The Only Sign of a True Christian

In subsequent centuries Christians would not stand out from others by the way that they put the first commandment into practice in private, any more than by the way they prayed in public, because the inner mystical life on which it depends cannot be seen. However what can be seen, and therefore what can alone guarantee the authenticity of both, is the love that they have for one another. That’s why Jesus said at the Last Supper, that the mark, or the sign by which you will know my disciples is by the love that they have for one another. St John put it this way, - ‘anyone who says that he loves God, but hates his brother, is a liar’. St Jerome tells the story of St John at Ephesus in extreme old age. He used to be carried into the place of worship on a stretcher by his disciples and was unable to say anything except, "Little children, love one another." At last, wearied that he always spoke the same words, they asked: "Master, why do you always say this?" "Because," he replied, "It is the Lord's command, and if this alone is done, it is enough." It is enough, and was enough, because it was the quality of the love that Christians had for one another and for others too, even for their enemies, even for those who tortured and put them to death, that inspired pagans in their thousands to embrace a religion of love the like of which the world had never seen before. In short, if all the prayers that are said and all the wonderful liturgies that are performed do not result in this, then they are a waste of time. No, they are worse than that, because they are a scandal to others. They are a scandal to others because they positively turn people away from Christ and all he has done and is still doing for the world.

True Traditionalism.

This world can still be won over by the same quality of love that transformed the old Roman world into a new Christian world, but it must be the real thing. It will do no good trying to ‘love- bomb’ the world with simulated smiles and pseudo sincerity, they simply won’t buy it. It is no good trying to ‘con’ our contemporaries with the fake, the phony, or with fool’s gold, they have seen it all before. The only way that they will be convinced is by people, who have themselves been convinced by the love that has already changed them, by living the Christian life as lived by Christ himself, and by those who followed his example in the early Church. If this is what is meant by so many who claim to be traditionalists today, then the church will be in good hands.
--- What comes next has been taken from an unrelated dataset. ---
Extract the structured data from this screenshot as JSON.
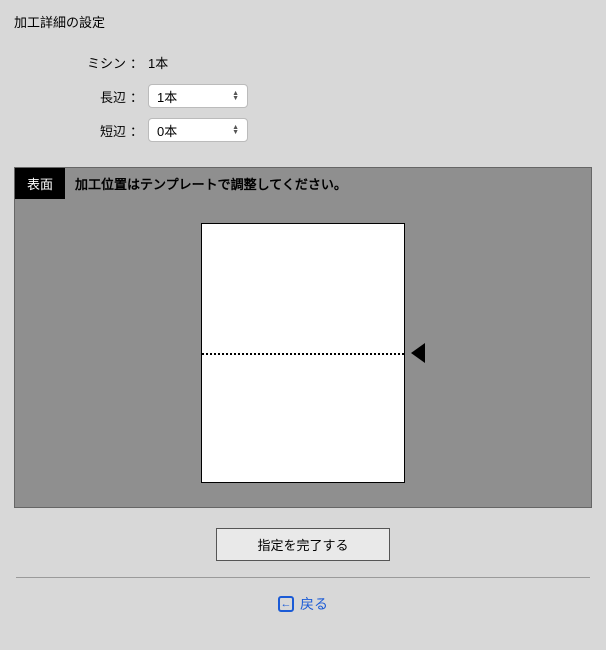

But be clear about this, it will be, as Jesus insisted, by their fruit that you will know them, and the fruit is the love that they have for one another. If that is not apparent in all that they do, in all they say, and in all that they blog, then they are imposters, wolves amongst sheep. Only love unifies, self-love, self-righteousness, and the bile and the bitterness that it creates, only scatters. There are two new commandments, but it is only when the observance of the second can be seen, as it is being put into practice, that one can guarantee that the first commandment is being observed and observed daily.

http://davidtorkington.wordpress.com

http://www.davidtorkington.com



About the Writer

David Torkington is a Spiritual Theologian, Author and Speaker, who specializes in Prayer, Christian Spirituality and Mystical Theology. His personal spirituality is predominantly Franciscan, his Mystical Theology Carmelite, all welded together with a solid blend of Benedictine moderation.
Want to write articles too? Sign up & become a writer!

0 comments on Perfect Man, Perfect Mother



Add A Comment!

Click here to signup or login.


Rate This Article


Your vote matters to us



x


x